Thanksgiving is about being with family, friends and reminding ourselves of what we are thankful for and help focus our sights on what we already have, rather than on what we don’t have. This weekend, we (Chris and Scott) took our daughters on a bike-packing trip in the Prince Albert National Park to do just that!

October is such a perfect time to be outdoors. Fewer bugs, fewer people, and great temperatures makes for some very enjoyable outdoor adventures. Not to mention the fall colours (as one information sign descriptively put it, “birch and aspen, dappled in gold in Autumn”). And the forest did not disappoint!

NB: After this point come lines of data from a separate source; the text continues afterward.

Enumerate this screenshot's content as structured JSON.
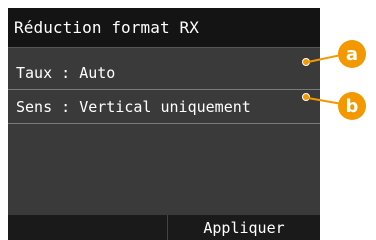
{
  "header": {
    "title": "Réduction format RX"
  },
  "settings": {
    "items": [
      {
        "label": "Taux : Auto"
      },
      {
        "label": "Sens : Vertical uniquement"
      }
    ]
  },
  "footer": {
    "apply_label": "Appliquer"
  },
  "callouts": [
    {
      "letter": "a"
    },
    {
      "letter": "b"
    }
  ],
  "colors": {
    "accent": "#f39800",
    "panel": "#3a3a3a",
    "titlebar": "#141414"
  }
}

We started our journey from the town of Waskesui. We loaded up the bikes with our tents, sleeping gear, food, cooking essentials and warm clothes and started biking down along the beach and then out of the town along the scenic highway 263. We couldn’t have asked for better weather! The sun was shining, and it was warm enough that shorts and t-shirts were all that we needed. We took the ride slow and easy to be sure the girls enjoyed it as much as possible. There were a few comments during the uphills about them dying, but for the most part the comments were positive! Especially when seeing grouse, fox and the many, many grey jays that encouraged us along the ride!

Along the way, we made sure to stop at the Height of Land tower of course! And what a time of year to be “on top of the world”, viewing the many different colours that surrounded us in the park and reading more about how our province varies widely all around us.

“Height-of-Land” in many areas of the country mean a high point or divide that was often crucial for trade, travel and commerce. In this case, the waters north of this tower flow to the Churchill River, and the waters south flow to the Saskatchewan River. From the top of the tower, we were 100 meters above the town of Waskesui and could see Shady Lake, Waskesui Lake as well as many landmarks. Coming here at night to see the stars is definitely now a bucket list item!

We arrived at Namekus Lake with plenty of time to pick out a perfect campsite and set up camp for the night. The girls immediately took to exploring the forest and beach around our site while we set up the tents, got the campfire going and cooked some dinner. Thanks to Peak Refuel for some incredibly tasty dinner options that kids love as well as adults! For bikepacking, everything has to be small and packable yet still as functional as full sized equipment. This means we used our lightweight Big Agnes tents, down filled blankets and sleeping bags, MSR Pocketrocket stove. In addition, we brought our MSR gravity fed water filtration system so that we could use the lake itself for water our cooking rather than haul it with us. The girls of course had to still bring treats, books, binoculars and more so we packed a bit heavier than maybe we could’ve done, but they enjoyed it all thoroughly.

Such as witling wood in the morning sunlight while breakfast is being made. A bit of information for all those screen-focused kids. Wood witling is what used to entertain us for hours on end when we were young. Sitting with a knife, a stick and simply carving it away with rarely any real purpose other than poking it into the dirt immediately afterwards! It’s mesmerizingly entertaining.

The ride home, after the girls sweated out the long, gravel road climb from the lake to the highway, was quite enjoyable. We did a bit of site-seeing, but mostly just rode directly back to the town. Of course, we did have to try out the quadricycles from the Grey Owl Center before we headed home! The girls still had energy to burn somehow…

Thanks to Zefal and HLC for the bags that made this trip a great success! The best bike packing bike is often the bike you currently own, and these bags make it possible for you to use whatever bike you have and have a great trip.